**EXERCISE DESCRIPTION:** Among the entries below, find the lines with the word "intermediate" and return them.

= = = = =

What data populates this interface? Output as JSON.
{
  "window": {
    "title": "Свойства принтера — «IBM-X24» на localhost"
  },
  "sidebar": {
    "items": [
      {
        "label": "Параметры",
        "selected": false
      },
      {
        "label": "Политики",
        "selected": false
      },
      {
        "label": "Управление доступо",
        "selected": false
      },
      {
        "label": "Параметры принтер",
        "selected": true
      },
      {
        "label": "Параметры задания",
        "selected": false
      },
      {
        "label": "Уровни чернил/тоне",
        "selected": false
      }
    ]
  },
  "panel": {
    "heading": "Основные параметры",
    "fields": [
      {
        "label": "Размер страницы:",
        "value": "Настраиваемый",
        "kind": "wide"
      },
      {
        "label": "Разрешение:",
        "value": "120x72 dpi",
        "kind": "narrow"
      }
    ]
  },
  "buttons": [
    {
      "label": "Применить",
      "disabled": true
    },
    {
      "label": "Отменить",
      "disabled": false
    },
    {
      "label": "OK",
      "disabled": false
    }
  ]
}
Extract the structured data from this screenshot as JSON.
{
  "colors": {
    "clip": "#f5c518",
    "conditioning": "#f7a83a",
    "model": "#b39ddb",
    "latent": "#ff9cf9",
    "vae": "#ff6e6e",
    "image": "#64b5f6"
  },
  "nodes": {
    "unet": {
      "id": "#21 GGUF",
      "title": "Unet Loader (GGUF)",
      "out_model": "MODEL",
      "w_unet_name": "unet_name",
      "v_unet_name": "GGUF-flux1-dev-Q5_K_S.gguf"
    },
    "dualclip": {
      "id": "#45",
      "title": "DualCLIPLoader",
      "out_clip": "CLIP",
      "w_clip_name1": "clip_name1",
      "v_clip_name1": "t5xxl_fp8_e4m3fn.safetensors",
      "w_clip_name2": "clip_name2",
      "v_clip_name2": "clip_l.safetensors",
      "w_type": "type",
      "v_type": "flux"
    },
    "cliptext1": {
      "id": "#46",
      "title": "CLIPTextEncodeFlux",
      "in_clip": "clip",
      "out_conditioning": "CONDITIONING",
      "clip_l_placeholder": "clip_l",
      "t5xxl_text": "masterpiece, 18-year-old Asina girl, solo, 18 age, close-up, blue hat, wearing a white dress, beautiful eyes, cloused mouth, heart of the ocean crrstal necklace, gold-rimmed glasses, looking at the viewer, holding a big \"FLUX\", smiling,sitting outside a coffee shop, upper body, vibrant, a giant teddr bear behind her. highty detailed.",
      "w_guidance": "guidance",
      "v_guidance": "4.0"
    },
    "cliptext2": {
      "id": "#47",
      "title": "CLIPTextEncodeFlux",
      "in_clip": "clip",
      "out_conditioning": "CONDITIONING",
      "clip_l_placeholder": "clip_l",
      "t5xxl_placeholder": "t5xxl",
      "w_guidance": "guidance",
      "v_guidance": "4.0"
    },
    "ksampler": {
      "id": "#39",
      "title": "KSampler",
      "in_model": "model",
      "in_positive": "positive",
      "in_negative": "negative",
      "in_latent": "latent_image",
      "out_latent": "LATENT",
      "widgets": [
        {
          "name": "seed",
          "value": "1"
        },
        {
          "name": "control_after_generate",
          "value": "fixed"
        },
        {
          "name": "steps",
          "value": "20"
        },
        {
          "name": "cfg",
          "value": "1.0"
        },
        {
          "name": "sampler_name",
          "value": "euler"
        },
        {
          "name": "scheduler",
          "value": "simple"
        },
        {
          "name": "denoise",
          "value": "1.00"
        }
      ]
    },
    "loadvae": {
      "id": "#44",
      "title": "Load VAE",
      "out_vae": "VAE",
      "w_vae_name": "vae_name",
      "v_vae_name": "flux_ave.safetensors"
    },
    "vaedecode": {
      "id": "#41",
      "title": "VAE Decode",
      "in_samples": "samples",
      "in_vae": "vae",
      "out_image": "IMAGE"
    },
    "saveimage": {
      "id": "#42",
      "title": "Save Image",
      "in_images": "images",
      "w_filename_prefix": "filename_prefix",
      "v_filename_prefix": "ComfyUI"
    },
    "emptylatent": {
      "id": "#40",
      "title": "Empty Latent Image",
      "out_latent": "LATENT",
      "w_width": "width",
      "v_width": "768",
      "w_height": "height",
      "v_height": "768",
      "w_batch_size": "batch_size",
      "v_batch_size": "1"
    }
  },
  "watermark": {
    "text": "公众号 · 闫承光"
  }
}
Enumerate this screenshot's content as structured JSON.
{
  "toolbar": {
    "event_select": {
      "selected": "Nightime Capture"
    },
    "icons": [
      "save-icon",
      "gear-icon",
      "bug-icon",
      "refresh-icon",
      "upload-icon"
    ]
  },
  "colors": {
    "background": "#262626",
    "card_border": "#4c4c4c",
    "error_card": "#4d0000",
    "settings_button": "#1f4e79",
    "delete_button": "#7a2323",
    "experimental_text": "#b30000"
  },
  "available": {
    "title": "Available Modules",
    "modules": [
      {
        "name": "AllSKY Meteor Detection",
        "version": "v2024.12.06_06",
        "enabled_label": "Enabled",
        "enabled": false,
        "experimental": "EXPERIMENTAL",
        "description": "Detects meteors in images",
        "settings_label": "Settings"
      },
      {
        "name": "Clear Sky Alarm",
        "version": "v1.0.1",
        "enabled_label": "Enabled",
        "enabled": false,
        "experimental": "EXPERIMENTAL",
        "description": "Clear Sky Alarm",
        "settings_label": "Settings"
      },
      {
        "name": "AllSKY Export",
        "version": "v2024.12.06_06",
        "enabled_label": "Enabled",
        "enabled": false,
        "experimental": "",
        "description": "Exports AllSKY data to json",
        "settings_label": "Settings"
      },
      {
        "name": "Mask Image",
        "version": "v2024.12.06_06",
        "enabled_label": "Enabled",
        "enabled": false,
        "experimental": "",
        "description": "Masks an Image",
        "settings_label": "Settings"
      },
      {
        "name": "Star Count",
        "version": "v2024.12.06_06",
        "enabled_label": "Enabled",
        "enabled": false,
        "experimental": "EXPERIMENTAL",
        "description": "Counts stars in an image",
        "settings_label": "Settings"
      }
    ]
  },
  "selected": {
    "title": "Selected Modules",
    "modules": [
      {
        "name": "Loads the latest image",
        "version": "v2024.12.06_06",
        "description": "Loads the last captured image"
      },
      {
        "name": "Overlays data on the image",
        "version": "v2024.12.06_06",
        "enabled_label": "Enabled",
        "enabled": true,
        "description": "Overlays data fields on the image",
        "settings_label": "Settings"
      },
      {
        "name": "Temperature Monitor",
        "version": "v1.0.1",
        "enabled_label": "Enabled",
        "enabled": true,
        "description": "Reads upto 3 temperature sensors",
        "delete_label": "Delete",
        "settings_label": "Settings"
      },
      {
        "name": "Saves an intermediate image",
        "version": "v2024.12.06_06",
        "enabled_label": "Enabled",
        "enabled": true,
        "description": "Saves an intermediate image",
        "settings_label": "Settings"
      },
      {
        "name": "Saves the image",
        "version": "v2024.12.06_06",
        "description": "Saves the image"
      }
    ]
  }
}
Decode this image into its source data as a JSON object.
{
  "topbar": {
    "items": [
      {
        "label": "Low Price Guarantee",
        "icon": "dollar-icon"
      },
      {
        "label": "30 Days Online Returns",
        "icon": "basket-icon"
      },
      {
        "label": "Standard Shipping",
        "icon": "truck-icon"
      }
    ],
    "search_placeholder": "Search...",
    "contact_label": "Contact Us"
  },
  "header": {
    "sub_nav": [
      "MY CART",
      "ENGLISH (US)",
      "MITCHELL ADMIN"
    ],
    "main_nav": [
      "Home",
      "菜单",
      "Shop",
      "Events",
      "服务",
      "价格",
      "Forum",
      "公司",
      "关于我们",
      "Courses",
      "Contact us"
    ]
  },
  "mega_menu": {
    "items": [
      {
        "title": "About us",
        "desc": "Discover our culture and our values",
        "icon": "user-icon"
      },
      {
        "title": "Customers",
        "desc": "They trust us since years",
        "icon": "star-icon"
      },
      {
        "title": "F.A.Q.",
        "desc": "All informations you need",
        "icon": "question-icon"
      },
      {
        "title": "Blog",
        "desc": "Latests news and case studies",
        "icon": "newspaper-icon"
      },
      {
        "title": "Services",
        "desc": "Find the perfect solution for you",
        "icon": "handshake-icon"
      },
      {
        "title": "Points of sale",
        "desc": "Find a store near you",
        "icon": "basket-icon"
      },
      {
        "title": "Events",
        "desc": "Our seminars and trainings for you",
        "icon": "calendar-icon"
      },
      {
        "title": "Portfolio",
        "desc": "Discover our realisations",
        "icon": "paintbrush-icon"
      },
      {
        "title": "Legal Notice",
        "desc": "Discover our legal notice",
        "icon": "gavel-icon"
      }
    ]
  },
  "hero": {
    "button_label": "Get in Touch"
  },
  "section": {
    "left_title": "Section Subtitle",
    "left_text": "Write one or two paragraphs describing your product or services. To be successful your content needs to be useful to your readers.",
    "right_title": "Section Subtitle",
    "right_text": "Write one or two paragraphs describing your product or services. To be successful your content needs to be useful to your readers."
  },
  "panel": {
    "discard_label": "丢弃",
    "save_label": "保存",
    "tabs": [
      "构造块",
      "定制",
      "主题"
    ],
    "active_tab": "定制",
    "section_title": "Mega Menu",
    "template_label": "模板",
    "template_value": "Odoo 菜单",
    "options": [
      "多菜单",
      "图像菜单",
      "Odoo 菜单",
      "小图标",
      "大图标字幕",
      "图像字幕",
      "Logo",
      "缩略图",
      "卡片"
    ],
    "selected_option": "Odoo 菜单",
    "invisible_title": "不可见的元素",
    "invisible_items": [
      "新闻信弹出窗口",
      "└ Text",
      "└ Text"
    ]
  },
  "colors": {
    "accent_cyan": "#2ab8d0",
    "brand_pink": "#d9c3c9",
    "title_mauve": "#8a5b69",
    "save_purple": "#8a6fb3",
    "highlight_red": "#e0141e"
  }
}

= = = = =

**EXERCISE SOLUTION:**
        "name": "Saves an intermediate image",
        "description": "Saves an intermediate image",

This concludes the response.